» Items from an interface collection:
****************

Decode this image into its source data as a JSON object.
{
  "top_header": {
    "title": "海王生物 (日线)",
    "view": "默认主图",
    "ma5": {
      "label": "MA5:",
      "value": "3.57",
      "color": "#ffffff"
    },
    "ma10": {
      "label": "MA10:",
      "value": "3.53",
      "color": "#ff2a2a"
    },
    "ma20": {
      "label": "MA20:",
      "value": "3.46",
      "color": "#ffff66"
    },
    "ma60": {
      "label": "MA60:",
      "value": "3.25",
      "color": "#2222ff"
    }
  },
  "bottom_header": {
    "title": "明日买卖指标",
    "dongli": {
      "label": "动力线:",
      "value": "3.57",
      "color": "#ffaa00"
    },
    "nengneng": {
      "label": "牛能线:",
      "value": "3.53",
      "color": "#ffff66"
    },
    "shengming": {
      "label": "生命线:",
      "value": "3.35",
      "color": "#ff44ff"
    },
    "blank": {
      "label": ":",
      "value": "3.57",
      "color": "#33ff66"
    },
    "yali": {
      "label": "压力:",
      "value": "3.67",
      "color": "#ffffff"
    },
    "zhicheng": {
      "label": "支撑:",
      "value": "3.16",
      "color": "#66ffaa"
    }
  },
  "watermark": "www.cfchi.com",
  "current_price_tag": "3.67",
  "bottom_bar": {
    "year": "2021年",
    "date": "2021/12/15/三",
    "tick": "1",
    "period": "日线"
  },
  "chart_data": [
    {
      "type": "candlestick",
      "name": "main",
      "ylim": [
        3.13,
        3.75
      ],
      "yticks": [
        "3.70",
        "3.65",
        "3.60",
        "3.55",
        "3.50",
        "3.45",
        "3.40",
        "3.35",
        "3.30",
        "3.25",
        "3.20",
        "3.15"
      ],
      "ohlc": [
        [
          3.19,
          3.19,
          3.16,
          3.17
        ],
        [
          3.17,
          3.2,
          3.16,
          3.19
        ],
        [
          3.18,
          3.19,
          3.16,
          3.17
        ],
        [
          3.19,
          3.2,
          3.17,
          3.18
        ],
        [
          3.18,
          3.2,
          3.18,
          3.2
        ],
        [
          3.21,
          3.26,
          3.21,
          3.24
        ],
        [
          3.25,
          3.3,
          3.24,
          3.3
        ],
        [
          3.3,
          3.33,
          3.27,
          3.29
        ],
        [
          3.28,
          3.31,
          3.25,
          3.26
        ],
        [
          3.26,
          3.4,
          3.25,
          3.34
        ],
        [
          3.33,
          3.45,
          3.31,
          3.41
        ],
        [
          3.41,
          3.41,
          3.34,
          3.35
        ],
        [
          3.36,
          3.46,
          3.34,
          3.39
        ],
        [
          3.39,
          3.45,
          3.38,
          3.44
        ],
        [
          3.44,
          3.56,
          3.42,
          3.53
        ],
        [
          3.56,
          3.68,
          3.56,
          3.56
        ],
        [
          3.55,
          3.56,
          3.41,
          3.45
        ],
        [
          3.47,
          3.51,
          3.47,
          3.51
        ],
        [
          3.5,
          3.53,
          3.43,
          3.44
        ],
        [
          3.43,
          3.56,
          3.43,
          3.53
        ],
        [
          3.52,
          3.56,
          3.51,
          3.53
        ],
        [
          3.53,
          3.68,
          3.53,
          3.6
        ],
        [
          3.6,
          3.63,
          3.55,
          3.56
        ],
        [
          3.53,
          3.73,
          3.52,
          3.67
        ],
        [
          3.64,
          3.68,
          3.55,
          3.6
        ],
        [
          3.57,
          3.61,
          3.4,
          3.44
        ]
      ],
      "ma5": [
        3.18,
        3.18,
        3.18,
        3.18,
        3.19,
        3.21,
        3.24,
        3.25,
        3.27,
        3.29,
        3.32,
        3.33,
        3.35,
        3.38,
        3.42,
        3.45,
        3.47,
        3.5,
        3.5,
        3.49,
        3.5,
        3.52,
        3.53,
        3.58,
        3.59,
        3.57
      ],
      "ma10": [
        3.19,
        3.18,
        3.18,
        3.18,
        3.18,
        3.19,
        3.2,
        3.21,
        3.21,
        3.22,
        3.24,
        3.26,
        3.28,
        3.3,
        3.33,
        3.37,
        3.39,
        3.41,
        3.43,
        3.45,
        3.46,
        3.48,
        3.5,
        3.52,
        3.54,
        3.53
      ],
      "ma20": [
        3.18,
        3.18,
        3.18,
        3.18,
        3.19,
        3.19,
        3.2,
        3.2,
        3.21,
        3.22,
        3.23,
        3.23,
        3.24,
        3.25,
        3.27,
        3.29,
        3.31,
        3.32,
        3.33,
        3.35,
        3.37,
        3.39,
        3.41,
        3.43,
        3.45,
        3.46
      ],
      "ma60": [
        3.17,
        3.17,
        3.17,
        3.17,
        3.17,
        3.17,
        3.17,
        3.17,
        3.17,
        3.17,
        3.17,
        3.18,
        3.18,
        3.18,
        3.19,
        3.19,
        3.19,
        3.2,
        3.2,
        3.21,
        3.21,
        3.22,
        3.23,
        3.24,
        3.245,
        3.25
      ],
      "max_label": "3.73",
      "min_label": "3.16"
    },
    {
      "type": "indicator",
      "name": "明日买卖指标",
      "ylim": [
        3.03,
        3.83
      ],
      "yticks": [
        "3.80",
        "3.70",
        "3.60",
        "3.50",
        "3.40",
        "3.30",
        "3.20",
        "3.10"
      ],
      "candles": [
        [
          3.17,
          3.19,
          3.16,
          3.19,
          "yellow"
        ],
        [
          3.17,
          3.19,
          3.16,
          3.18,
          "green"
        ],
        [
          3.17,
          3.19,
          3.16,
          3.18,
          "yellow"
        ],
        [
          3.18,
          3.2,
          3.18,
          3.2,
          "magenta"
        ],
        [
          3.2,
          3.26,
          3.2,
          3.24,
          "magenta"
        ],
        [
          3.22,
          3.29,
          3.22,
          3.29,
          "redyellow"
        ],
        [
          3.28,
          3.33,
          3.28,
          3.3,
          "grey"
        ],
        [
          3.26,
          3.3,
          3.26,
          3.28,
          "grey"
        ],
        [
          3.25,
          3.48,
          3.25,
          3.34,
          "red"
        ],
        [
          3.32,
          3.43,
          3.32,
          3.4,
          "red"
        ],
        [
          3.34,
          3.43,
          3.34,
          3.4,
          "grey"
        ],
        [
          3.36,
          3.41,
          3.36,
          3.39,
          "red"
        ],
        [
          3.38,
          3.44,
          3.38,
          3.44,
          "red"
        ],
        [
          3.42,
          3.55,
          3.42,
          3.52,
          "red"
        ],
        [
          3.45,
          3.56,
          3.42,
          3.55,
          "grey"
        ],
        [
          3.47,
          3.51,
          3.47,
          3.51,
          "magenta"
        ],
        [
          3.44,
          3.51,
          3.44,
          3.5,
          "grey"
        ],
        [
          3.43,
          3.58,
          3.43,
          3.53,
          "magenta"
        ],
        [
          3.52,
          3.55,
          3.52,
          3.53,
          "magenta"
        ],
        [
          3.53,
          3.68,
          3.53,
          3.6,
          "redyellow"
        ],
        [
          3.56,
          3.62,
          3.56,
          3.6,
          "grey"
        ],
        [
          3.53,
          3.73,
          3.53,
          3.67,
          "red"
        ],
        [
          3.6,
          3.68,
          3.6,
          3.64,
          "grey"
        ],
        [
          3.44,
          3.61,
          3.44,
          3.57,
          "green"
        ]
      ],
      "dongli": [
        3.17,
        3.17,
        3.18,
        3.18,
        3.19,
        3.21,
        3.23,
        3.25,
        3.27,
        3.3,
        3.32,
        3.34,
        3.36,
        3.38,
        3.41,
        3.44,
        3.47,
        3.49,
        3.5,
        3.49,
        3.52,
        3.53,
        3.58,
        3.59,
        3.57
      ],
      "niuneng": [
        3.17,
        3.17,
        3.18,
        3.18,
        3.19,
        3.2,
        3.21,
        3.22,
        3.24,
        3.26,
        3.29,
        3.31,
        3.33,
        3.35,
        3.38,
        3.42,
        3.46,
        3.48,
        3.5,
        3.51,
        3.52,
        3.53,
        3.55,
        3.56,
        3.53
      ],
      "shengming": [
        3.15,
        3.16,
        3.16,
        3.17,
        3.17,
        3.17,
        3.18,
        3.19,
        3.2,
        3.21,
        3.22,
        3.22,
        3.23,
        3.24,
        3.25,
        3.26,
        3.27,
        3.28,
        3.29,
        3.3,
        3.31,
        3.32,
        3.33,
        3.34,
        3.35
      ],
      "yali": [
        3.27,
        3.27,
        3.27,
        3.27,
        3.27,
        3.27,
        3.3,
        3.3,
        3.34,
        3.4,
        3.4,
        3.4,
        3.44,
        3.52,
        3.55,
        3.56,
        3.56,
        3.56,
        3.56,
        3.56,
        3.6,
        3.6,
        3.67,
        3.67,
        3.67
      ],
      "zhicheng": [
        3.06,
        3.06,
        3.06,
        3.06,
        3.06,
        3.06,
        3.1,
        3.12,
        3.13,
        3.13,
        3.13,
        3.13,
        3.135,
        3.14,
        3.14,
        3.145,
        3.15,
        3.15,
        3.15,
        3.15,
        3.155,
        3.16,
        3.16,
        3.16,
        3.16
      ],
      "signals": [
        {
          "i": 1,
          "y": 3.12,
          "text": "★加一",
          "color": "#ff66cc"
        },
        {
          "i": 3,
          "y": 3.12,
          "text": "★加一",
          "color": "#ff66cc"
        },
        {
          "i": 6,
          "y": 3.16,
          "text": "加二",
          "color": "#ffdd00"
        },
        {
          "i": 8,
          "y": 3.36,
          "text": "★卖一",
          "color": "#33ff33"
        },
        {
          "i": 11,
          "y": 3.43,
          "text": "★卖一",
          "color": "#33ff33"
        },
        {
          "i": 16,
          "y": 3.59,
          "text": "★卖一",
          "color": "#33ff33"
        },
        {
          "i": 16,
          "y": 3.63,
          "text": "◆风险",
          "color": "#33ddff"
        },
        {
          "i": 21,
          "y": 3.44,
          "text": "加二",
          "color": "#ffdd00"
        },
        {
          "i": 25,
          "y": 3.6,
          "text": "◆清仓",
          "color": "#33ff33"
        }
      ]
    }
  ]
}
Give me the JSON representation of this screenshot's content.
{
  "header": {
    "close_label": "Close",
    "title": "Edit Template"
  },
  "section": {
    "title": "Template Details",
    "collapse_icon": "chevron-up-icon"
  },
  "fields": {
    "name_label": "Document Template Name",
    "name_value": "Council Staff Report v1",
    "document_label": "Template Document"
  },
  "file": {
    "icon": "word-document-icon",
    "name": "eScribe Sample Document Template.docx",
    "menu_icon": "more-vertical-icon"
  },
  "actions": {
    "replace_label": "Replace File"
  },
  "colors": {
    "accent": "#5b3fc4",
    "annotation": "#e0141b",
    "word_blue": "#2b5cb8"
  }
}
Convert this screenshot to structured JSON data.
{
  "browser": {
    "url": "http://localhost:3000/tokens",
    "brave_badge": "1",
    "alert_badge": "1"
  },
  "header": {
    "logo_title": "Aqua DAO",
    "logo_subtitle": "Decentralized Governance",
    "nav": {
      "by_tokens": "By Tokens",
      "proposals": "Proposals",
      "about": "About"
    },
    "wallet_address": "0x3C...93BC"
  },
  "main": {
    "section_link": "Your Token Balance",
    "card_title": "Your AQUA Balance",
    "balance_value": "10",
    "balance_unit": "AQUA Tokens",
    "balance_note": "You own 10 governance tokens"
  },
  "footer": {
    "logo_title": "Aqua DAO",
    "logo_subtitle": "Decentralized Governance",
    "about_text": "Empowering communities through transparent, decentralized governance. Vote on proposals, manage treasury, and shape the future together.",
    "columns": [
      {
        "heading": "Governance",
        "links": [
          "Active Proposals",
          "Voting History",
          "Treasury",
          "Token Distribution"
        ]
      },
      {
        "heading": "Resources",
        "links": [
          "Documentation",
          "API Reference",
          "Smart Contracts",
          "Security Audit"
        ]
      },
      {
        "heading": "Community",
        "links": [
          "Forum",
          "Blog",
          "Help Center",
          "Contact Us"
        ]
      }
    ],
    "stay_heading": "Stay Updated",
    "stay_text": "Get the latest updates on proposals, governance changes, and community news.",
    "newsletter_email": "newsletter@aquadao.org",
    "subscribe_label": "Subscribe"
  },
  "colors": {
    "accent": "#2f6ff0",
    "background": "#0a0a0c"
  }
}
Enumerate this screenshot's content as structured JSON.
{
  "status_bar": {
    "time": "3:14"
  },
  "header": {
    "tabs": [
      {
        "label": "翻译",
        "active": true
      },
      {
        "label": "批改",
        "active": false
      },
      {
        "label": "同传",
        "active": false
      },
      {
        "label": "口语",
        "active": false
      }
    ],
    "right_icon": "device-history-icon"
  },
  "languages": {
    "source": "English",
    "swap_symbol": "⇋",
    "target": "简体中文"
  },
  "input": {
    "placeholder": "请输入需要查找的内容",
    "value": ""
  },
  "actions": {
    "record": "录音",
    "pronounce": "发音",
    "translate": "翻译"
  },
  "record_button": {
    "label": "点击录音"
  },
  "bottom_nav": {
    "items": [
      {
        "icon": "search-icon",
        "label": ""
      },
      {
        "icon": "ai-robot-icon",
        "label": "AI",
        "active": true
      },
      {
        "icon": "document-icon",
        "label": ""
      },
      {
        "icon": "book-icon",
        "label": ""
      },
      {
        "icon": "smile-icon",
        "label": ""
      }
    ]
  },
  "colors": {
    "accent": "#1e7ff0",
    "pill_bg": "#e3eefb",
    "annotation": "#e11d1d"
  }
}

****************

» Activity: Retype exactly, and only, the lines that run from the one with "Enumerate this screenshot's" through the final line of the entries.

» Exercise solution:
Enumerate this screenshot's content as structured JSON.
{
  "status_bar": {
    "time": "3:14"
  },
  "header": {
    "tabs": [
      {
        "label": "翻译",
        "active": true
      },
      {
        "label": "批改",
        "active": false
      },
      {
        "label": "同传",
        "active": false
      },
      {
        "label": "口语",
        "active": false
      }
    ],
    "right_icon": "device-history-icon"
  },
  "languages": {
    "source": "English",
    "swap_symbol": "⇋",
    "target": "简体中文"
  },
  "input": {
    "placeholder": "请输入需要查找的内容",
    "value": ""
  },
  "actions": {
    "record": "录音",
    "pronounce": "发音",
    "translate": "翻译"
  },
  "record_button": {
    "label": "点击录音"
  },
  "bottom_nav": {
    "items": [
      {
        "icon": "search-icon",
        "label": ""
      },
      {
        "icon": "ai-robot-icon",
        "label": "AI",
        "active": true
      },
      {
        "icon": "document-icon",
        "label": ""
      },
      {
        "icon": "book-icon",
        "label": ""
      },
      {
        "icon": "smile-icon",
        "label": ""
      }
    ]
  },
  "colors": {
    "accent": "#1e7ff0",
    "pill_bg": "#e3eefb",
    "annotation": "#e11d1d"
  }
}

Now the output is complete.